The social network, with 60 million daily users, plans to begin selling sunglasses with a built-in camera for $129.99.
The legal thrust-and-parry is under way in a class action lawsuit charging that eBay did not deliver the full amount of auction time that sellers bought. EBay counters that the suit is a rehash of one previously settled.
The legal thrust-and-parry is under way in a class action lawsuit charging that eBay Inc.’s online auction site did not deliver the full amount of auction time that sellers paid for and did not start auctions when listings were submitted. EBay counters that the suit is a rehash of one previously settled.
The lawsuit was filed this month in United States District Court, Northern District of California. It states that the suit arises from eBay Inc.’s “unlawful, unfair, fraudulent and unconscionable tactics whereby eBay uniformly represents in its ‘Online Auction Format’ that customers can select an eBay auction to last for a specific period of time, and that the auction will begin when submitted. In reality, the auctions do not begin when submitted and customers routinely receive less auction time than they select and pay to receive.”
The suit contends eBay’s auction practices violate various provisions of California statutes intended to protect consumers, as well as common law.
According to documents obtained by Internet Retailer, eBay has countered by filing a motion to dismiss the suit. The motion cites the outcome of a previous case-which was settled – that eBay asserts was essentially the same claim and therefore binding on the current suit. EBay declined to comment on the case before its resolution.

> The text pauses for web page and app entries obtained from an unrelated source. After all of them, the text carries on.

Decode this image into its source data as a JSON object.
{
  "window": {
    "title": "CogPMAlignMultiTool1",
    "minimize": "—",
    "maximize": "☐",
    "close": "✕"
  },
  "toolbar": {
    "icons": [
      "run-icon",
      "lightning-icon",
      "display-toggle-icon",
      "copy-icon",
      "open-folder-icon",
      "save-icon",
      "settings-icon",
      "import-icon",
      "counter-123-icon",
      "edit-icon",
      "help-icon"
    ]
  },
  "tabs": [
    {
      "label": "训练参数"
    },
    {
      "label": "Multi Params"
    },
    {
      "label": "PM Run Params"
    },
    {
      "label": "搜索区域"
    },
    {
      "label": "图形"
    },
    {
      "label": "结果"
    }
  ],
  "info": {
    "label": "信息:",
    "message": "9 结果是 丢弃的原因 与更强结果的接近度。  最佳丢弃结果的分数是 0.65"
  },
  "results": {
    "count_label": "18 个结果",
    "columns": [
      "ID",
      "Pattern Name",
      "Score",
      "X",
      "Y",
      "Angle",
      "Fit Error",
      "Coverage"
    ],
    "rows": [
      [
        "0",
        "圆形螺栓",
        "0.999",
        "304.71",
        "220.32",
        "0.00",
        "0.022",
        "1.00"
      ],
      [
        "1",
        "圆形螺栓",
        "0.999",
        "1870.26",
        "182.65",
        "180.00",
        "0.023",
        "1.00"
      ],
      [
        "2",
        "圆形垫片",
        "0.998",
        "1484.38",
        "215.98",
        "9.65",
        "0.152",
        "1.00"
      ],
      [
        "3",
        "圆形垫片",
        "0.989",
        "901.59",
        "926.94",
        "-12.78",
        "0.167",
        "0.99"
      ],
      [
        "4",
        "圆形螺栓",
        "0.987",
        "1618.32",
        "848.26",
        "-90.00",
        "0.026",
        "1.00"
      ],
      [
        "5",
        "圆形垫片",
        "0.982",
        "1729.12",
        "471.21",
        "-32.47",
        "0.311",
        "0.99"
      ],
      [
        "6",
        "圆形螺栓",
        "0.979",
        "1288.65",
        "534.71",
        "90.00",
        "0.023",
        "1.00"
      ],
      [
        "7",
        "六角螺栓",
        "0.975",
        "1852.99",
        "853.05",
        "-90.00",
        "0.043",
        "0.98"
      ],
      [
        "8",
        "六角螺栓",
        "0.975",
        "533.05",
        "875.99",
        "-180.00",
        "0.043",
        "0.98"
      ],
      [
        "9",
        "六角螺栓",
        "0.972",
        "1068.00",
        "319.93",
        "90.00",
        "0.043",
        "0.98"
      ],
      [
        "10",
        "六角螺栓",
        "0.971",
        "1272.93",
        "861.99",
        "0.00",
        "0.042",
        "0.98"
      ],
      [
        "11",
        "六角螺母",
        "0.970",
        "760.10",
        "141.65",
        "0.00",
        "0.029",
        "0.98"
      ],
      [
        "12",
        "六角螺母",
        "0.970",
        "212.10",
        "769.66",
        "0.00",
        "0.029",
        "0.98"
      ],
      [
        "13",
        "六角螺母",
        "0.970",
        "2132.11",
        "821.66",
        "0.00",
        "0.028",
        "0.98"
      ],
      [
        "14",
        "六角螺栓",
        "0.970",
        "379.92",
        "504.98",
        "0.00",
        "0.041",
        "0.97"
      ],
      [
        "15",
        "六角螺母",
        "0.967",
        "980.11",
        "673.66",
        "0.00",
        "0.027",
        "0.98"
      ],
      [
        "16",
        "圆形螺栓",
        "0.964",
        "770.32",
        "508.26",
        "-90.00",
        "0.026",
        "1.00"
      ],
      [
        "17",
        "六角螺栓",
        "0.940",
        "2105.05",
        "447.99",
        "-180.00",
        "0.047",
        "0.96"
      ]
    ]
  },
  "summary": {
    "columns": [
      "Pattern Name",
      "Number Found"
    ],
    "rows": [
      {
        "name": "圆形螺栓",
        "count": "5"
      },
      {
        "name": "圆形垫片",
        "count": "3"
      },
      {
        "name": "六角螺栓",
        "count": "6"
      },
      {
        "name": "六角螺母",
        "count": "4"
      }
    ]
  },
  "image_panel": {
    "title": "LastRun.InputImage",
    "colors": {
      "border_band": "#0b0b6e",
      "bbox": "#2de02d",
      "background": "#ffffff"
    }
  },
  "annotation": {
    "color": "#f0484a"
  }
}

Williams Kherkher Hart Boundas LLP, the Houston law firm that brought the class action suit, will file a response to eBay’s motion this week stating that it believes the suit has different merits, says John Fabry, lead attorney. The class action suit names Michael Ewert, an independent eBay seller based in Colorado, as the lead plaintiff.
Ewert “seeks to enjoin eBay’s unlawful activities and recover damages on behalf of himself and all persons who were harmed,” according to Williams Kherkher.
Since filing the suit, Williams Kherker has received queries from “a number of others who would like to participate as representative plaintiffs,” Fabry says, declining to be more specific.